…we have to finish the process we began under my Administration of fundamentally reevaluating NATO’s purpose and NATO’s mission.
Because of concerns that a second Trump administration would withdraw from NATO, Congress, in December 2023, passed legislation barring any president from withdrawing from NATO without the concurrence of two-thirds of the Senate or separate Congressional legislation. But Trump has made it clear that in a crisis Europe would not be able to count on a United States led by him.
The destruction of NATO has been a Soviet and Russian goal for decades. Ladislav Bittman reports in The Deception Game that in the mid-1960s one of the primary goals of the Czechoslovak disinformation plan, developed in coordination with Soviet advisors, was that “the partnership of NATO countries would be weakened to the extent that the Atlantic alliance would not be renewed in 1969.” (p. 86).
A veteran Chekist such as Vladimir Putin is unlikely to neglect opportunities for influence that his private conversations with President Trump have presented or may present in the future, particularly on a subject as central to Russian security interests as the future of NATO. In this connection, it is particularly worrisome that, as president, Trump reportedly has kept the substance of his private discussions with Putin secret from his most senior national security officials, taking the notes of these private meetings from his interpreter and instructing him not to discuss what was said with anyone else.
In short, post-Soviet, Russian disinformation, with a Chekist in power in the Kremlin, is a much more serious problem than in Soviet times due to:
- The increased access Russia now has to audiences around the world.
- The extreme “democratization” of the digital media, which opens many avenues for Russian overt and covert influence.
- The increased sophistication of post-Soviet Russian covert media operations.
- The receptiveness to covert influence operations that a Chekist in the Kremlin presumably has.
- The greatly increased receptivity among Western audiences to anti-Western messages.
All this is occurring at a moment when the West is scrambling, not always with success, to try to reconstruct some of the robust capability it had in the 1980s to expose and counter Soviet disinformation.
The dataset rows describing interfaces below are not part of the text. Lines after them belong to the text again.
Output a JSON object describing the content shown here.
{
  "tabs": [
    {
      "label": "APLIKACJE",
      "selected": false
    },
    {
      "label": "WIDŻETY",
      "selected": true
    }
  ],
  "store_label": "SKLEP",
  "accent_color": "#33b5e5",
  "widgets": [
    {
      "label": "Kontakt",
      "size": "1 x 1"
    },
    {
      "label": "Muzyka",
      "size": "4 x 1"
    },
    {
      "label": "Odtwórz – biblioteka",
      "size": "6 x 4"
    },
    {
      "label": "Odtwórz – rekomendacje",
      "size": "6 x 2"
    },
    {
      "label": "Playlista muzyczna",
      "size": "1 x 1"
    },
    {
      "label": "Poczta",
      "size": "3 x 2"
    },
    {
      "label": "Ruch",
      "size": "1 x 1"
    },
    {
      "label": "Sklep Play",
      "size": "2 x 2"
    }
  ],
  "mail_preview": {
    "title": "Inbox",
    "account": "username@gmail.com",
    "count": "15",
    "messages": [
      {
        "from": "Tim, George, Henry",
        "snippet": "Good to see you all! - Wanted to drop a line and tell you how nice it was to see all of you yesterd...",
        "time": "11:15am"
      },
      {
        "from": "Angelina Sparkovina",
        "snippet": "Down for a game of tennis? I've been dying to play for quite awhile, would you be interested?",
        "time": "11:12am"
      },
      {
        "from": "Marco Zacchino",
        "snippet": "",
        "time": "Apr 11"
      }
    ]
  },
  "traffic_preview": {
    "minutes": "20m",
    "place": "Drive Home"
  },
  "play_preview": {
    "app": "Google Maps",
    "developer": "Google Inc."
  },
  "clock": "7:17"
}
This capability was abandoned prematurely as soon as the USSR collapsed, as it was thought, naively, that the problem had disappeared, never to return – a classic, overly optimistic American mistake. Moreover, the opportunities for successful Russian influence operations are likely to expand to an unprecedented degree if there is a second Trump presidency.
Todd Leventhal has some 25 years of experience in countering Russian, Soviet, Iraqi, and other disinformation, conspiracy theories, and false stories, mainly for the U.S. Information Agency and the U.S. Department of State, starting in 1987. He wrote two USIA reports to Congress on Soviet disinformation, in 1988 and 1992, and 14 short Counter-Disinformation Dispatches on disinformation and how to counter it for State’s Global Engagement Center from 2020 to 2022. He is retired.